The extraordinary agitation in the press and in both presidential campaigns over every economic and polling indicator and every campaign utterance and PAC commercial—five months before the election—is undermining Obama’s re-election.
Obama and the Democrats want a choice election. They have an articulate messenger for just that kind of election. However, Obama is beginning to wear out his advantage with too much campaigning and too much effort explaining in what Mitt Romney thinks.
The problem isn’t that Obama’s demeaning the presidency by being in Cleveland explaining yet again what his audiences will have to decide in November. Nor has he lost his winning style. He runs the risk, however, of becoming a bore well before the public is truly roused to make its historic choice.
Furthermore, he’s making it easier for Romney to talk about Obama and talk less about his own proposals.
Obama’s campaign would be well served if he took a vacation and spent more time in Washington.
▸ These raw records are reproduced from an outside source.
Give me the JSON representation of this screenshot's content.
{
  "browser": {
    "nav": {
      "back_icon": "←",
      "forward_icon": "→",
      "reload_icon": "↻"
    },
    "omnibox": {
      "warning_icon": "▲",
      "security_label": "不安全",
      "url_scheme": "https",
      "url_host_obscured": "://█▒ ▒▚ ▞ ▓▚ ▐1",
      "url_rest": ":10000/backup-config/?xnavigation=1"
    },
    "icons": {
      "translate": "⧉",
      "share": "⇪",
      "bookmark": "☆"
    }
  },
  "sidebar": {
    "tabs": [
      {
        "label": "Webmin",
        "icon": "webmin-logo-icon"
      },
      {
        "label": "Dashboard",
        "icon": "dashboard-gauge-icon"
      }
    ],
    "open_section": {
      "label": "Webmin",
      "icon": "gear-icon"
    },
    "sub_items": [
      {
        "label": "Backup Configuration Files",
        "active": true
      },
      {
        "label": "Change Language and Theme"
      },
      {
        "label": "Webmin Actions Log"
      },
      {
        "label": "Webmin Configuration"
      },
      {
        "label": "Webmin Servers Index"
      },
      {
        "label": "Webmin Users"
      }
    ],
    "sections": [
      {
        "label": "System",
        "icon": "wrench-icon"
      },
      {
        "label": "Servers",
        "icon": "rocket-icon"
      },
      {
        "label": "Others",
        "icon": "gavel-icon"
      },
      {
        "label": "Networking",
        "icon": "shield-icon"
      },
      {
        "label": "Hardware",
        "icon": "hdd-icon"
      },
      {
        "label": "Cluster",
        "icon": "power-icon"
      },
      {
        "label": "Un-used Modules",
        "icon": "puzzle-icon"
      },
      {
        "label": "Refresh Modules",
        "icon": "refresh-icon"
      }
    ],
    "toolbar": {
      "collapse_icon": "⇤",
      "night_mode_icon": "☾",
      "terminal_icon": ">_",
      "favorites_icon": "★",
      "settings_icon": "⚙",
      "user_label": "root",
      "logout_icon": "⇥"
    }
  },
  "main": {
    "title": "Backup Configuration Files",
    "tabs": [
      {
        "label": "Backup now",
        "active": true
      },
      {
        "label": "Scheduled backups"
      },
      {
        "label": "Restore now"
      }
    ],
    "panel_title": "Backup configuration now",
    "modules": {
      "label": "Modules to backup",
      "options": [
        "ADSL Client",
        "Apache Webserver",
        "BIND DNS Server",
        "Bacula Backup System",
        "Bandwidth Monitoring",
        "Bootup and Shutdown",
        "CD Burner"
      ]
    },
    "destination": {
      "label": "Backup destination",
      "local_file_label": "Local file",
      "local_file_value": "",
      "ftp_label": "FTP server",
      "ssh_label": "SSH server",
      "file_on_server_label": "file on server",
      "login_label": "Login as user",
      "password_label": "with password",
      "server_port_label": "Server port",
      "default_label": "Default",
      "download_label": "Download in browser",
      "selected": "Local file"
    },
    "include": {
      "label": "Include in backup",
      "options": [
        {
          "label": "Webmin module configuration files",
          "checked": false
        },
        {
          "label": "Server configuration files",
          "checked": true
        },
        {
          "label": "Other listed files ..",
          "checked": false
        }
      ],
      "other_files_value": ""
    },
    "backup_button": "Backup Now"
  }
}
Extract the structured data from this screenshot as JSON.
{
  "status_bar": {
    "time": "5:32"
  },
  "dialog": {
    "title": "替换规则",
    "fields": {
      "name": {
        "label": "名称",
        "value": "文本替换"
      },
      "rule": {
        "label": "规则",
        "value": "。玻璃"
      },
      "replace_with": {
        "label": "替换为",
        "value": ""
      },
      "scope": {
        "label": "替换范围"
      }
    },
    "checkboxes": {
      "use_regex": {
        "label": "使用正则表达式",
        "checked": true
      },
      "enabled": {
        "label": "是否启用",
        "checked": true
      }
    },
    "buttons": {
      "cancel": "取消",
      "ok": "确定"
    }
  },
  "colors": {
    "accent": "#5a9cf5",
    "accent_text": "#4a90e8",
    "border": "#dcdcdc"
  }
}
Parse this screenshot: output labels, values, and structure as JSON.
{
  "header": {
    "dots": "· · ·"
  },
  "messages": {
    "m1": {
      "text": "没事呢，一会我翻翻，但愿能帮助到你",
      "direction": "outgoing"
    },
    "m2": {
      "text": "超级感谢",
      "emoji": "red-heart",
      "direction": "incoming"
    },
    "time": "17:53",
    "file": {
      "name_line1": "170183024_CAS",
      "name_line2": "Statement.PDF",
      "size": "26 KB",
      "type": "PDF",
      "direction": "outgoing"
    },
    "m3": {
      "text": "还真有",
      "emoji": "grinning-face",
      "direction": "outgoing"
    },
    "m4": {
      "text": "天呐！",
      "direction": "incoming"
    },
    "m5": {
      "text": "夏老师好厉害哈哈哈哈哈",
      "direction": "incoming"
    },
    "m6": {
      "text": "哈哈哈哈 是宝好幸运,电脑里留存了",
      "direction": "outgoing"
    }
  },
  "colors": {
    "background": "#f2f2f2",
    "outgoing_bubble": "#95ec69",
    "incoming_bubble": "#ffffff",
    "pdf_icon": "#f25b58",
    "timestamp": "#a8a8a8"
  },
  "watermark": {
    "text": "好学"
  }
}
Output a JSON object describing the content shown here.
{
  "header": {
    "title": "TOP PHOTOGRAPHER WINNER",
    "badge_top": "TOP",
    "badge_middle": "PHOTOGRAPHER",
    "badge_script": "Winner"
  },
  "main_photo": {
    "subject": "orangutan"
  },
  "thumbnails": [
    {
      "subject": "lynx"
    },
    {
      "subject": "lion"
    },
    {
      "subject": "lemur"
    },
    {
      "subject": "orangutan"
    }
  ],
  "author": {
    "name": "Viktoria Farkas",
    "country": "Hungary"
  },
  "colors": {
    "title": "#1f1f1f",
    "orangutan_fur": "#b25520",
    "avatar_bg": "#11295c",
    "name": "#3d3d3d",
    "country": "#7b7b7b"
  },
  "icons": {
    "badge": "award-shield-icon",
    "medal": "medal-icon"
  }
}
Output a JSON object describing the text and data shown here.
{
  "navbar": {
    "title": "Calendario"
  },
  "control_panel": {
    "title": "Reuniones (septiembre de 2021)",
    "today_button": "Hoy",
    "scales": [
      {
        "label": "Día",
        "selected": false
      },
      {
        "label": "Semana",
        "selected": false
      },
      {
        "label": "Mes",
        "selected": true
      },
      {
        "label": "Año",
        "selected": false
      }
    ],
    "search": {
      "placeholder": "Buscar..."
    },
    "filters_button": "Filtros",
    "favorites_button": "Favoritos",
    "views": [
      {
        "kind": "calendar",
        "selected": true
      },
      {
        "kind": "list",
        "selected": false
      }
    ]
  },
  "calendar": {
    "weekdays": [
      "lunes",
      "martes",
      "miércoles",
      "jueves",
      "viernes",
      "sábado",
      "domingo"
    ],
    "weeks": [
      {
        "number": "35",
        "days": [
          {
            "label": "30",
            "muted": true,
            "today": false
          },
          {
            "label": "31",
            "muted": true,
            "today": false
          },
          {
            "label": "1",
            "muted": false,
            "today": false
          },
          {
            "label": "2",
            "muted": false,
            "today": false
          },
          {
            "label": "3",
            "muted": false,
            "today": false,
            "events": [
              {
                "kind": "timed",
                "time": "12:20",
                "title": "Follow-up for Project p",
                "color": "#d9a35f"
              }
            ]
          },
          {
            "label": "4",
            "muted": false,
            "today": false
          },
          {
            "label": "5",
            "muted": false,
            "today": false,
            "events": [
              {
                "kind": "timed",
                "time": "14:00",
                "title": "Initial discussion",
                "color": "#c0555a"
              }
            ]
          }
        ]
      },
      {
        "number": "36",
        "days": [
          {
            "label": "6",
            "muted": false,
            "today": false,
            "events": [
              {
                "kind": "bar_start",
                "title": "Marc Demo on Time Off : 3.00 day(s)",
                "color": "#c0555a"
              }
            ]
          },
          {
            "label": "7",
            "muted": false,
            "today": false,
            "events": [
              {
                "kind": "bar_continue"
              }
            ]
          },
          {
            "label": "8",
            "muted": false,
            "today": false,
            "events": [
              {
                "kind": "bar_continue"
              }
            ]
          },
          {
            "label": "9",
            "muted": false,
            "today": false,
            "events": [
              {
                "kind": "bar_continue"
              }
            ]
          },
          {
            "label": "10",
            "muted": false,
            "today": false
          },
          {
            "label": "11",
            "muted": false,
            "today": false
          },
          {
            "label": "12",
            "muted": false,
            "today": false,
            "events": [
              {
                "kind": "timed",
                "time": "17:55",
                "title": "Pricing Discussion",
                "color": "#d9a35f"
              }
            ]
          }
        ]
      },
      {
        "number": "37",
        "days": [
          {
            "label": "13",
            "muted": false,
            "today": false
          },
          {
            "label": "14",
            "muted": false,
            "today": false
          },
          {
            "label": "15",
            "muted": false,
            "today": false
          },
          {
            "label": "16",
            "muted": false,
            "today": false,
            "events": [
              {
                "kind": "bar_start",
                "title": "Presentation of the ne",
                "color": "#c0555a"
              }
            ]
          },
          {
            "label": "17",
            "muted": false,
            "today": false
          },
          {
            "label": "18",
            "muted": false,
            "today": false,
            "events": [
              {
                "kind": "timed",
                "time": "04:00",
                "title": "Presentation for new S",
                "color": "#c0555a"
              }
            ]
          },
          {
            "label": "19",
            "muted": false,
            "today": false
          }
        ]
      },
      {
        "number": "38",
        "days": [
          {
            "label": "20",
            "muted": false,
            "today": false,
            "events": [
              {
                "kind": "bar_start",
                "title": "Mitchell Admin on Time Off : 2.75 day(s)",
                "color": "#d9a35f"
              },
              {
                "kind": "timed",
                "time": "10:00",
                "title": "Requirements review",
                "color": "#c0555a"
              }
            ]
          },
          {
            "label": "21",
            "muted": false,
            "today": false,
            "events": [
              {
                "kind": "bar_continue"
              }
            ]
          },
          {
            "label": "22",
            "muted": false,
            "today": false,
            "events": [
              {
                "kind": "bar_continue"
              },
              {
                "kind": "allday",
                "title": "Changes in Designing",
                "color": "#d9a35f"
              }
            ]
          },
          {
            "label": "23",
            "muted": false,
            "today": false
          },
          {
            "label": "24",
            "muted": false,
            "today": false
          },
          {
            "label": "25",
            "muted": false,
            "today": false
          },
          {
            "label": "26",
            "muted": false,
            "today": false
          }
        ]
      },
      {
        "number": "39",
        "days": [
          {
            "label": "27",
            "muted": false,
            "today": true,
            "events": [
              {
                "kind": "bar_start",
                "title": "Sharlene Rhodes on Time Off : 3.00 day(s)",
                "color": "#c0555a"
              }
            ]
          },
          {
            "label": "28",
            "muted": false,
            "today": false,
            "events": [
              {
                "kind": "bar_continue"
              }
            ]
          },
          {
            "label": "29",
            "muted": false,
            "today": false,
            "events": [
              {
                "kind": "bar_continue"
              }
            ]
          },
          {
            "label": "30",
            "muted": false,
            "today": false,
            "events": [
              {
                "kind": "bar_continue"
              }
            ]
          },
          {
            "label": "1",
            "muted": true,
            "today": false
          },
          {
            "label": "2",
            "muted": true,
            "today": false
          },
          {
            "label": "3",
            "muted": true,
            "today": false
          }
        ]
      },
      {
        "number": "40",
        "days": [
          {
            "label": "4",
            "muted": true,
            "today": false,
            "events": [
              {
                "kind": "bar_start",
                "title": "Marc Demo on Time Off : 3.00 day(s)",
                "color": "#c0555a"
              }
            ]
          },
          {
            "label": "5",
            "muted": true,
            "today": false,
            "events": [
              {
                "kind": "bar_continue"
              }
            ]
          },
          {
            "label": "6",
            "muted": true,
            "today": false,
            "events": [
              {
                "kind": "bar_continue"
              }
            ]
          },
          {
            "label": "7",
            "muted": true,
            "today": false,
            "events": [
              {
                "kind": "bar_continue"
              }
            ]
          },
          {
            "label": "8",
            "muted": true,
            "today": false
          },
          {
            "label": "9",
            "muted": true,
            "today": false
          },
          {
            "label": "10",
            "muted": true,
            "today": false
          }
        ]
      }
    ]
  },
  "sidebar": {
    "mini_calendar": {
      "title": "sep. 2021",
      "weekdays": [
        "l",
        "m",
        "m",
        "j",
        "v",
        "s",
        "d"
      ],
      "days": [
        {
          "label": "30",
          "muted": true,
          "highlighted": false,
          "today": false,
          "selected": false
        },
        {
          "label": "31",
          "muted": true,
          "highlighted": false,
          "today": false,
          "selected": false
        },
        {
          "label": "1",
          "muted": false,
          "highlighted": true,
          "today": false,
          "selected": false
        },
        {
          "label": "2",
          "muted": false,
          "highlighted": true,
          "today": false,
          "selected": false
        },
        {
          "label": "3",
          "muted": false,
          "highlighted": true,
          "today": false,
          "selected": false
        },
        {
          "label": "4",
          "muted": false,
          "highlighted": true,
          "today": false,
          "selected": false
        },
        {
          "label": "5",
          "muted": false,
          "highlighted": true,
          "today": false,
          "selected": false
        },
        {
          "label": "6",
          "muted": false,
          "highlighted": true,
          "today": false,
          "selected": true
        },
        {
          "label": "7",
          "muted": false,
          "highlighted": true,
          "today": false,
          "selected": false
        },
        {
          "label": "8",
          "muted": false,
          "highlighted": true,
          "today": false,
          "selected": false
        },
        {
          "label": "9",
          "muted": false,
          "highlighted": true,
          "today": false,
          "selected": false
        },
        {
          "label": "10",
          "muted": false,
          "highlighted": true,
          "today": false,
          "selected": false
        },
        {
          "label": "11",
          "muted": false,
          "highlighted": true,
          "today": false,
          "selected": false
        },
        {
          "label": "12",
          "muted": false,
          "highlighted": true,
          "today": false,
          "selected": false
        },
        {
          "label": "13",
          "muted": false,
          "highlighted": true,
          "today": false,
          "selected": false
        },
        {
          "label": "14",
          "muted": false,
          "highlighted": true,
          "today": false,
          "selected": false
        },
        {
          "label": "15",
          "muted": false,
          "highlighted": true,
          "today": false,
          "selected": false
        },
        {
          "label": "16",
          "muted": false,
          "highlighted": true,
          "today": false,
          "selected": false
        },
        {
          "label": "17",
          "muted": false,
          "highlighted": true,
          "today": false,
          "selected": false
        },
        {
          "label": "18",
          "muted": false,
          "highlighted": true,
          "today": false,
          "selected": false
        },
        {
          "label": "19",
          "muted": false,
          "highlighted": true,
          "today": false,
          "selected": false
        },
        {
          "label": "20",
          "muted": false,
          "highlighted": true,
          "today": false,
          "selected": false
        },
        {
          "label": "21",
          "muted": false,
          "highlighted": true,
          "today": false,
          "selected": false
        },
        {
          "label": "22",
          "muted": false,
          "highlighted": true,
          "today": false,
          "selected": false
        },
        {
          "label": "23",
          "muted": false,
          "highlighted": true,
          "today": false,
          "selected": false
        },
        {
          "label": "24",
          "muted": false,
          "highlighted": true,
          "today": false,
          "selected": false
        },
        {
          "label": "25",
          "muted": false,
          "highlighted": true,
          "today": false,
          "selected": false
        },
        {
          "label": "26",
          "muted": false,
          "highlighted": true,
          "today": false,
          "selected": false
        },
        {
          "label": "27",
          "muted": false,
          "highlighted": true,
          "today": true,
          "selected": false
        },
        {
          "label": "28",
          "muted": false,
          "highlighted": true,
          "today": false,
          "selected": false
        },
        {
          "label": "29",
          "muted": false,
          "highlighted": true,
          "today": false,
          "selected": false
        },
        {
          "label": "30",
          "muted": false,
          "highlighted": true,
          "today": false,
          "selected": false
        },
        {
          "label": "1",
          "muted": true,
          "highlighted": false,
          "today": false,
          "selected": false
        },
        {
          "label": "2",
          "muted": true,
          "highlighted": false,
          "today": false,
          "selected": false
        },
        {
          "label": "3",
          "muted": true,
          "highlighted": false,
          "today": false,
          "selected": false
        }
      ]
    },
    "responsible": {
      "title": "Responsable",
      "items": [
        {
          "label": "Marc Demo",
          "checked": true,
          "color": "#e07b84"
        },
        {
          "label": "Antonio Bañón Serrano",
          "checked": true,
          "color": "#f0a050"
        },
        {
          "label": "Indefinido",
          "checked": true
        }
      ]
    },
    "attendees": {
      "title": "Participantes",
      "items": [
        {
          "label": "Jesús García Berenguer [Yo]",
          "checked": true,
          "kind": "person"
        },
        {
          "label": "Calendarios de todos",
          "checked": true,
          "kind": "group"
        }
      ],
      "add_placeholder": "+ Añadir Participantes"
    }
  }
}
It’s not important that the vacation refresh or that he secure a breakthrough with Congress. What he ought to dare do is (1) raise expectations that big decisions are approaching in Washington and (2) give Romney and his resurgent Republican Party more space to really express themselves.
To be a choice election, Obama should give his opponents every opportunity to get people exercised about who they are as well as comfortable with what he’s trying to do.
Let the Republicans spend fortunes saying Republican things about Obama and America. Essentially, until the fall, Mr. President, why not leave it to others and that reasonable voter out there to decide whether what they hear from Republicans is reasonable and in their interests?
Many Democrats and Bill Clinton can be counted on to suggest Obama only fight harder and try to be more dramatic, empathetic, and comprehensive in outlining his multi-year master plan for the next US budget—but for five months making speeches that are more complex, consistent, and yet more newsworthy than the hour-long addresses he’s making now?
Jimmy Carter didn’t lose to Ronald Reagan because there were gaps in his case for re-election. He lost, in large part, because the gaps in Reagan’s resurgent Republicanism didn’t matter.
This polling comment in John Cassidy’s column in the New Yorker today gets to the heart of the matter:
“The key difference between Romney and Bloomberg is that Romney hasn’t used his money to create an independent platform; he’s thrown in his lot with the G.O.P., which many independent voters view with suspicion. According to a recent NBC News/Wall Street Journal poll, fewer than a third of Americans have a positive view of the Republican Party, and just nine per cent of them have a “very positive” view. That, rather than his own record as a businessman and a governor, is Romney’s Achilles heel.”
Romney isn’t a Tea Partier, a closet red-Tory, a one-note billionaire, a religious crank, or a shady businessman. He isn’t an outsider or larger than the Republican Party, as were Eisenhower the life-long public servant, Nixon the striving neurotic, and Reagan the Hollywood (and after-dinner) performer.
Obama doesn’t have to spend his energy connecting the dots. Romney, Paul Ryan, and the rest are bread-in-the-bone Republicans. They’re in perfect sync. Nevertheless, a Republican Congress, Senate, and presidency in troubled times is a bracing proposition. Obama ought to let the idea sink in for a while.